A landmark court ruling which has thrown open the gate for thousands of Fraser Coast ratepayers to have their rates refunded will have no effect locally.
On November 8, Brisbane Supreme Court Justice David Jackson found Fraser Coast Regional Council had issued three years’ worth of invalid rate notices because, since 2014-15, it had failed to pass a separate resolution to levy its rates and charges during its annual Budget meetings.
The ruling was made after a rural services company was taken to court by the Fraser Coast Regional Council for unpaid rates.
Linville Holdings successfully argued its rate bills were invalid because the council had failed to pass the separate resolution for the past three years.
The Council now has 28 days to lodge an appeal, or face having to refund millions of dollars in rates it has already spent.
However, the Local Government Association of Queensland (LGAQ) has downplayed the idea the court ruling will have any effect.
“The Supreme Court handed down a ruling against the validity of the Fraser Coast Regional Council’s past three years’ rating which parts of the media did their level best to turn into a statewide crisis – it isn’t,” LGAQ CEO Greg Hallam said in his weekly column.
“After a quarter of a century seeing all sorts of weird and unexpected turns of events I’ve learned to take a deep breath, consult the experts and stick to a fundamental truth: the bigger the problem, the more certain a solution will be found.”
Mr Hallam said the LGAQ had already spoken to Queensland’s 25 largest councils, law firm King and Company, the Department of Local Government and both major political parties, as well as sent a circular to all the state’s other councils to alert them to the issue.
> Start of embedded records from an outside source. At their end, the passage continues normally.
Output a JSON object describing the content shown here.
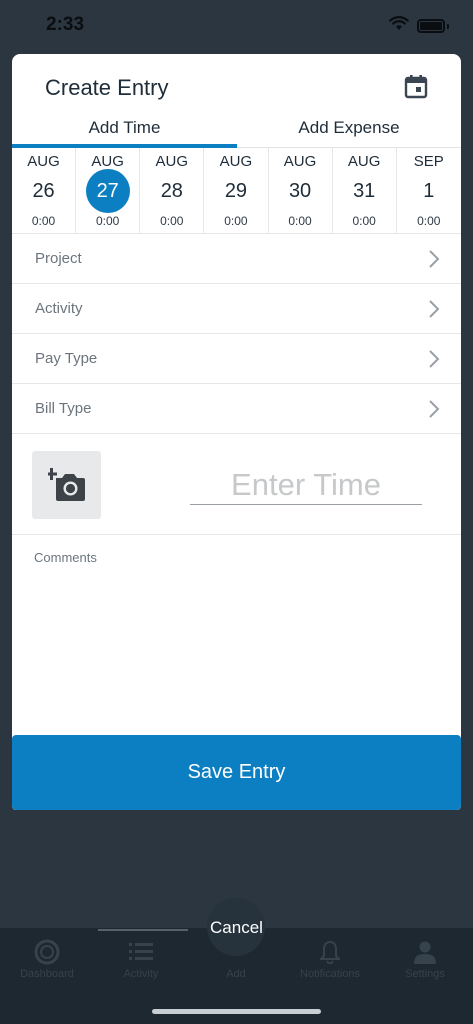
{
  "status_bar": {
    "time": "2:33"
  },
  "modal": {
    "title": "Create Entry",
    "tabs": [
      {
        "label": "Add Time",
        "active": true
      },
      {
        "label": "Add Expense",
        "active": false
      }
    ],
    "days": [
      {
        "month": "AUG",
        "day": "26",
        "hours": "0:00",
        "selected": false
      },
      {
        "month": "AUG",
        "day": "27",
        "hours": "0:00",
        "selected": true
      },
      {
        "month": "AUG",
        "day": "28",
        "hours": "0:00",
        "selected": false
      },
      {
        "month": "AUG",
        "day": "29",
        "hours": "0:00",
        "selected": false
      },
      {
        "month": "AUG",
        "day": "30",
        "hours": "0:00",
        "selected": false
      },
      {
        "month": "AUG",
        "day": "31",
        "hours": "0:00",
        "selected": false
      },
      {
        "month": "SEP",
        "day": "1",
        "hours": "0:00",
        "selected": false
      }
    ],
    "rows": [
      {
        "label": "Project"
      },
      {
        "label": "Activity"
      },
      {
        "label": "Pay Type"
      },
      {
        "label": "Bill Type"
      }
    ],
    "time_input": {
      "value": "",
      "placeholder": "Enter Time"
    },
    "comments": {
      "value": "",
      "placeholder": "Comments"
    },
    "save_label": "Save Entry"
  },
  "cancel_label": "Cancel",
  "bottom_nav": {
    "items": [
      {
        "label": "Dashboard",
        "icon": "dashboard-icon"
      },
      {
        "label": "Activity",
        "icon": "list-icon"
      },
      {
        "label": "Add",
        "icon": "add-icon"
      },
      {
        "label": "Notifications",
        "icon": "bell-icon"
      },
      {
        "label": "Settings",
        "icon": "person-icon"
      }
    ]
  },
  "colors": {
    "accent": "#0b7fc1",
    "overlay": "#2b3640"
  }
}
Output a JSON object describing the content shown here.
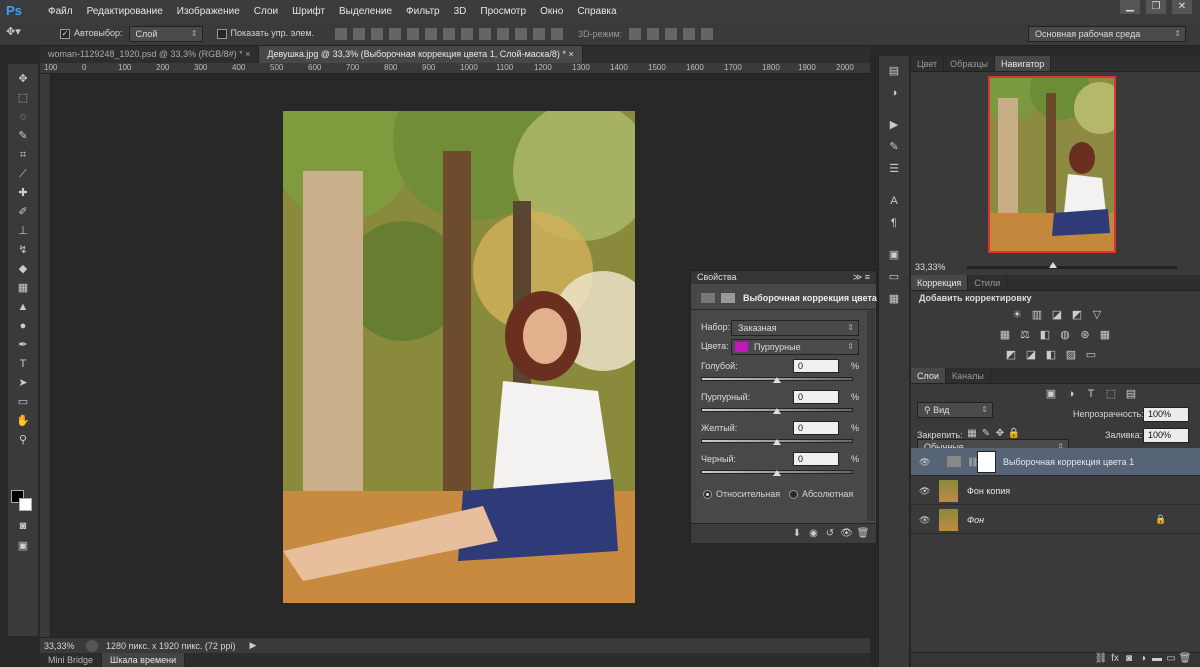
{
  "app": {
    "logo": "Ps",
    "menu": [
      "Файл",
      "Редактирование",
      "Изображение",
      "Слои",
      "Шрифт",
      "Выделение",
      "Фильтр",
      "3D",
      "Просмотр",
      "Окно",
      "Справка"
    ],
    "window_controls": [
      "▁",
      "❐",
      "✕"
    ]
  },
  "options": {
    "autoselect_label": "Автовыбор:",
    "autoselect_value": "Слой",
    "show_controls_label": "Показать упр. элем.",
    "mode3d_label": "3D-режим:",
    "workspace_value": "Основная рабочая среда"
  },
  "tabs": [
    {
      "label": "woman-1129248_1920.psd @ 33,3% (RGB/8#) *",
      "close": "×"
    },
    {
      "label": "Девушка.jpg @ 33,3% (Выборочная коррекция цвета 1, Слой-маска/8) *",
      "close": "×"
    }
  ],
  "ruler": [
    "100",
    "0",
    "100",
    "200",
    "300",
    "400",
    "500",
    "600",
    "700",
    "800",
    "900",
    "1000",
    "1100",
    "1200",
    "1300",
    "1400",
    "1500",
    "1600",
    "1700",
    "1800",
    "1900",
    "2000"
  ],
  "status": {
    "zoom": "33,33%",
    "doc_info": "1280 пикс. x 1920 пикс. (72 ppi)"
  },
  "bottom_tabs": [
    "Mini Bridge",
    "Шкала времени"
  ],
  "panels": {
    "top_tabs": [
      "Цвет",
      "Образцы",
      "Навигатор"
    ],
    "nav_zoom": "33,33%",
    "adj_tabs": [
      "Коррекция",
      "Стили"
    ],
    "adj_title": "Добавить корректировку",
    "layers_tabs": [
      "Слои",
      "Каналы"
    ],
    "kind_value": "Вид",
    "blend_mode": "Обычные",
    "opacity_label": "Непрозрачность:",
    "opacity_value": "100%",
    "lock_label": "Закрепить:",
    "fill_label": "Заливка:",
    "fill_value": "100%",
    "layers": [
      {
        "name": "Выборочная коррекция цвета 1"
      },
      {
        "name": "Фон копия"
      },
      {
        "name": "Фон"
      }
    ]
  },
  "properties": {
    "tab": "Свойства",
    "title": "Выборочная коррекция цвета",
    "preset_label": "Набор:",
    "preset_value": "Заказная",
    "colors_label": "Цвета:",
    "colors_value": "Пурпурные",
    "colors_swatch": "#c218c0",
    "sliders": [
      {
        "label": "Голубой:",
        "value": "0",
        "unit": "%"
      },
      {
        "label": "Пурпурный:",
        "value": "0",
        "unit": "%"
      },
      {
        "label": "Желтый:",
        "value": "0",
        "unit": "%"
      },
      {
        "label": "Черный:",
        "value": "0",
        "unit": "%"
      }
    ],
    "mode_relative": "Относительная",
    "mode_absolute": "Абсолютная"
  }
}
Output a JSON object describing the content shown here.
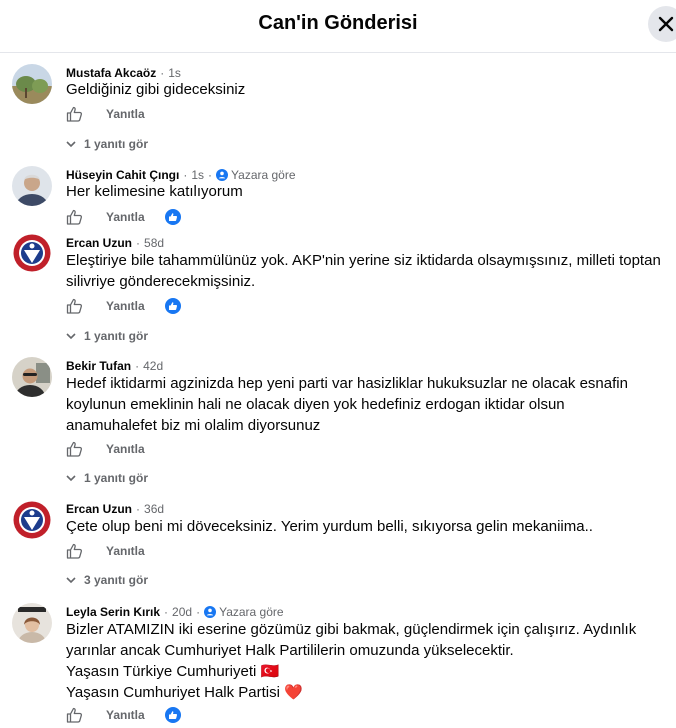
{
  "header": {
    "title": "Can'in Gönderisi"
  },
  "labels": {
    "reply": "Yanıtla"
  },
  "comments": [
    {
      "author": "Mustafa Akcaöz",
      "time": "1s",
      "text_lines": [
        "Geldiğiniz gibi gideceksiniz"
      ],
      "view_replies": "1 yanıtı gör",
      "has_reaction": false
    },
    {
      "author": "Hüseyin Cahit Çıngı",
      "time": "1s",
      "badge": "Yazara göre",
      "text_lines": [
        "Her kelimesine katılıyorum"
      ],
      "has_reaction": true
    },
    {
      "author": "Ercan Uzun",
      "time": "58d",
      "text_lines": [
        "Eleştiriye bile tahammülünüz yok. AKP'nin yerine siz iktidarda olsaymışsınız, milleti toptan",
        "silivriye gönderecekmişsiniz."
      ],
      "view_replies": "1 yanıtı gör",
      "has_reaction": true
    },
    {
      "author": "Bekir Tufan",
      "time": "42d",
      "text_lines": [
        "Hedef iktidarmi agzinizda hep yeni parti var hasizliklar hukuksuzlar ne olacak esnafin",
        "koylunun emeklinin hali ne olacak diyen yok hedefiniz erdogan iktidar olsun",
        "anamuhalefet biz mi olalim diyorsunuz"
      ],
      "view_replies": "1 yanıtı gör",
      "has_reaction": false
    },
    {
      "author": "Ercan Uzun",
      "time": "36d",
      "text_lines": [
        "Çete olup beni mi döveceksiniz. Yerim yurdum belli, sıkıyorsa gelin mekaniima.."
      ],
      "view_replies": "3 yanıtı gör",
      "has_reaction": false
    },
    {
      "author": "Leyla Serin Kırık",
      "time": "20d",
      "badge": "Yazara göre",
      "text_lines": [
        "Bizler ATAMIZIN iki eserine gözümüz gibi bakmak, güçlendirmek için çalışırız. Aydınlık",
        "yarınlar ancak Cumhuriyet Halk Partililerin omuzunda yükselecektir.",
        "Yaşasın Türkiye Cumhuriyeti 🇹🇷",
        "Yaşasın Cumhuriyet Halk Partisi ❤️"
      ],
      "has_reaction": true
    }
  ]
}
“The 28-day appeal period following the Court’s decision has to roll over before any other action can occur,” Mr Hallam said.
“Meanwhile the LGAQ, King & Company and the Department are working together to find a meaningful solution to put to whomever forms government after the November 25 election.”
One possible solution an incoming State Government could apply is to amend the law retrospectively to nullify the Supreme Court ruling.
On Tuesday, South Burnett Mayor Keith Campbell said he was aware of the situation, but not concerned about it.
“I have been advised by our CEO and our Rates Department staff that we do pass a separate resolution to levy our rates and charges each year,” he said.
“So this ruling would have no effect on the South Burnett Regional Council.
“We have very good staff who comply with the Local Government Act.”